There is some small comfort in the fact that Jewish ritual offers many ways to mark life’s significant moments and to acknowledge the complicated mix of feelings that may accompany them. Here are some ideas to get you thinking.
This resource can guide you and your family in ongoing discussions with children during the COVID-19 pandemic. It offers specific language you can use when responding to children about the heartbreaking news that they will not be able to attend camp this summer as planned.
There’s nothing funny about the virus that’s killing people around the world, and anyone who jokes about it is looking for trouble – maybe even tempting fate. For a little dose of comic relief, then, here are a few of my favorite Jewish jokes from tsuris past.

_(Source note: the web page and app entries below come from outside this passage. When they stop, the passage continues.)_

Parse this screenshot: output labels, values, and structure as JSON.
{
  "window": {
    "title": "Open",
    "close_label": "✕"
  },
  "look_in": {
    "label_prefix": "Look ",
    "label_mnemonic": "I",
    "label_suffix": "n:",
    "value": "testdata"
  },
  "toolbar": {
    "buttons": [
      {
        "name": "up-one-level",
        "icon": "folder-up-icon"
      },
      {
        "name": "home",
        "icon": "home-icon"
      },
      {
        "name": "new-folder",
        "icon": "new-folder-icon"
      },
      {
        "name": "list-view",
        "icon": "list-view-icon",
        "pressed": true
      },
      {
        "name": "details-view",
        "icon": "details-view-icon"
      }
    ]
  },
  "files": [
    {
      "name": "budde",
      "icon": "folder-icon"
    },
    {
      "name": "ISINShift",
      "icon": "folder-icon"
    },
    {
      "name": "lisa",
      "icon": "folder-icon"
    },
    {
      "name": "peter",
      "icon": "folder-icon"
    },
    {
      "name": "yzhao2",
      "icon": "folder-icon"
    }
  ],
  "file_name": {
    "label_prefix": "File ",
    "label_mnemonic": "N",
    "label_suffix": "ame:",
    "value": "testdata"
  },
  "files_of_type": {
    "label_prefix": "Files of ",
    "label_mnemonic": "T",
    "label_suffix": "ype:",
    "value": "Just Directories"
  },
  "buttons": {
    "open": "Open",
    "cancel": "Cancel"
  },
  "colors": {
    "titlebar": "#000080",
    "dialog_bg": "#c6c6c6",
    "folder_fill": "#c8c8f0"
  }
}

Earlier this month, I joined a Virginia synagogue's virtual Shabbat services, led by its youth group teens. Afterward, I composed and sent an email to the congregation’s cantors to tell them how touched I was by the service and to express my sincere gratitude to them.

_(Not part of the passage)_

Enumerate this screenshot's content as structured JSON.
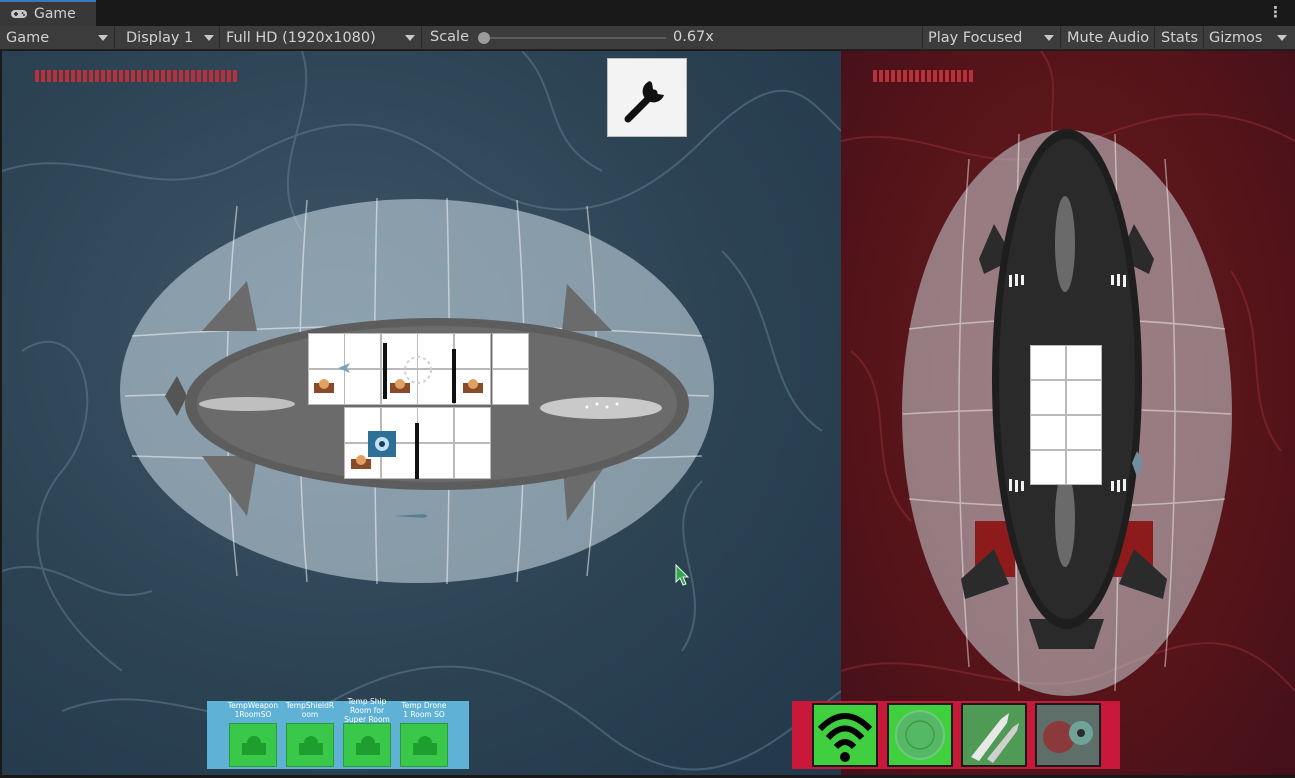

The Book of Proverbs instructs us to “speak up for those who cannot speak...to raise our voices on behalf of the vulnerable and downtrodden.” (Proverbs 31:8-9). The individuals who make up America’s prison population are isolated, vulnerable, and voiceless.
We see everything around us through a coronavirus-colored lens these days, searching the past for clues about what is to come. This month, I'm using the rhyme about April showers and May flowers as an occasion for hope, seeing every holiday in May as part of this unfolding pandemic.
As challenging as these days of quarantine have been, I take comfort in the many ways this strange time of separation have enabled us – however ironically – to come together. Here are a few of the “blessings of separation” I’ve experienced in the age of COVID-19.
The Eternal One spoke to Moses, saying: "Speak to the Israelites and say to them: If any men or women explicitly utter a nazirite’s vow, to set themselves apart for the Eternal,they shall abstain from wine and any other intoxicant." - Numbers 6:1-2